7 Most Astounding Nebulae Deep Space Has To Offer

Gravity might be wowing everyone worldwide, but there's an entire galaxy out there of even more incredible sights.

Late last month a group of undergraduate students were using telescopes at University College London to gaze up at the galaxy lovingly known as the 'M82'. While doing this one of the students was looking at a textbook with a photographic plate of what M82 should look like and they quickly piped up that it wasn't what they were seeing through the telescope. After checking their coordinates they quickly realised that a star in the galaxy they were looking at had undergone a massive supernova; causing a new flash of light to become embedded in this disk of the galaxy.
What the students were witnessing was the bright death of a star nearly 12 million light years away. It was so bright that it briefly outshone its host galaxy. This cataclysmic explosion occurred nearly 12 million years ago and the students just happened to be watching at exactly the right time to catch the star in its final death-throws. This caused the astronomy community to rally quickly and turn all the best telescopes on this brief and bright explosion. It is a truly rare event, the light of which can be gone in two weeks, meaning you really do have to be paying attention! Astronomy is a tough subject when you have no experiments to work with, you can only watch and wait, hoping that you will be able to catch these events in action. This can be a frustrating way to do science but there are ways of getting around it. We can use the gas clouds or "remnants" big events leave behind to tell something about them. Supernovae are fantastical objects, releasing so much energy we can see them in distant galaxies across the universe. In our own neighbourhood we don't see so many, but we can look around and see what has been left behind by the ones we never caught. Supernovae, and other events besides, leave behind beautiful dust clouds loosely called nebulae (from the Latin for cloud) which give astronomers an idea of what's happened long after the original event has been lost. Here is a breakdown of some of the most beautiful nebulae around us and where they come from...

I'm currently obtaining my doctorate in Astrophysics making me a huge nerd.

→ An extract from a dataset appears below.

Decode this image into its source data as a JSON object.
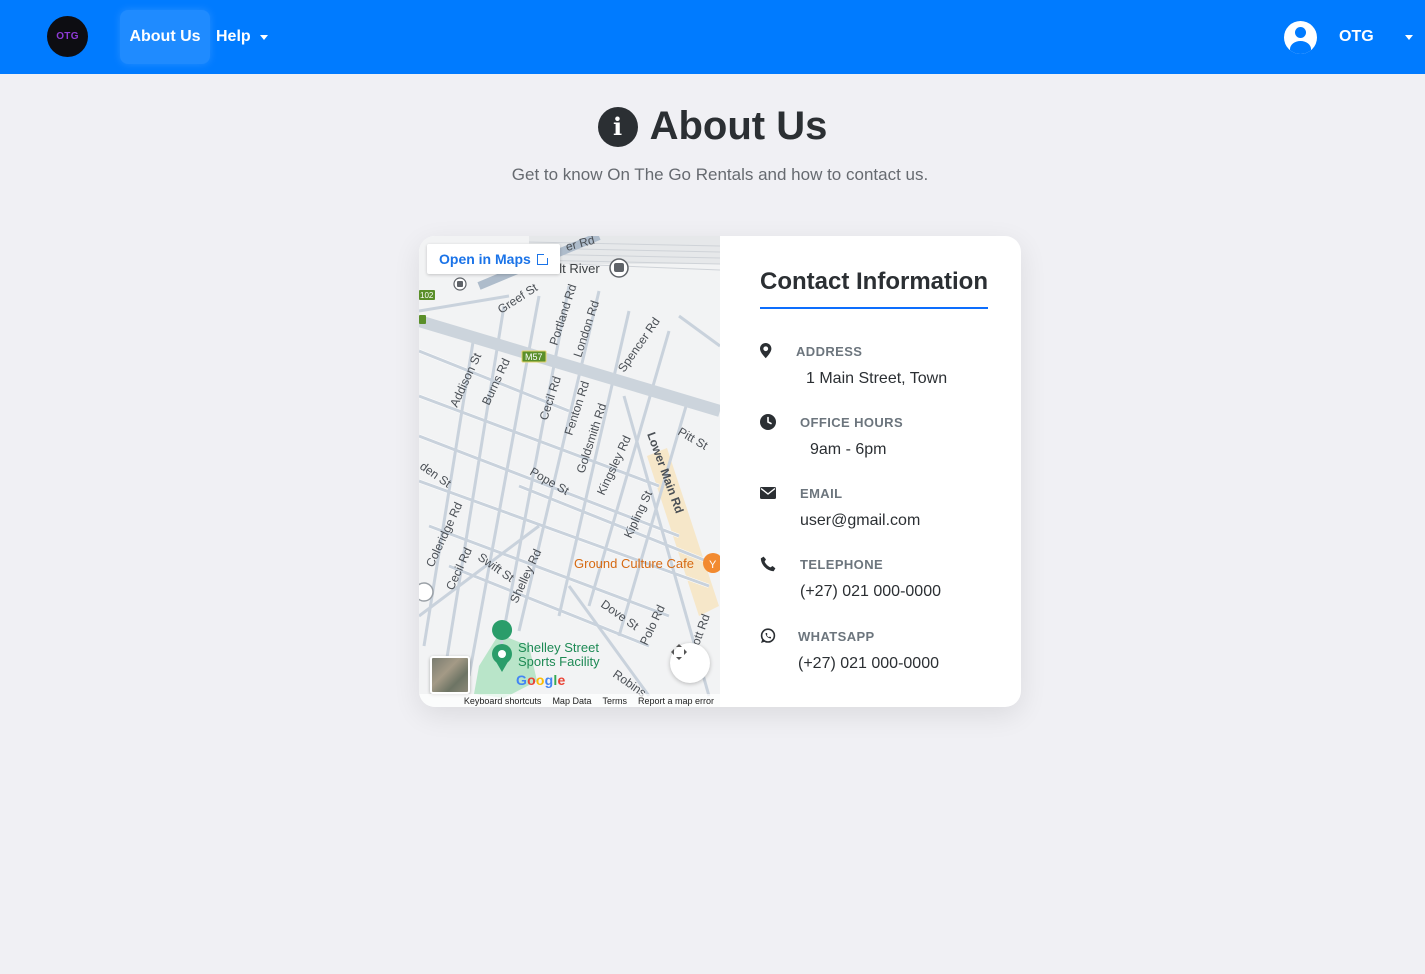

I'm a fan of movies, books and games as well as having a big soft spot for music, particularly soundtracks. If it's an hour long discussion about which Final Fantasy game was the best, I'm your best bet.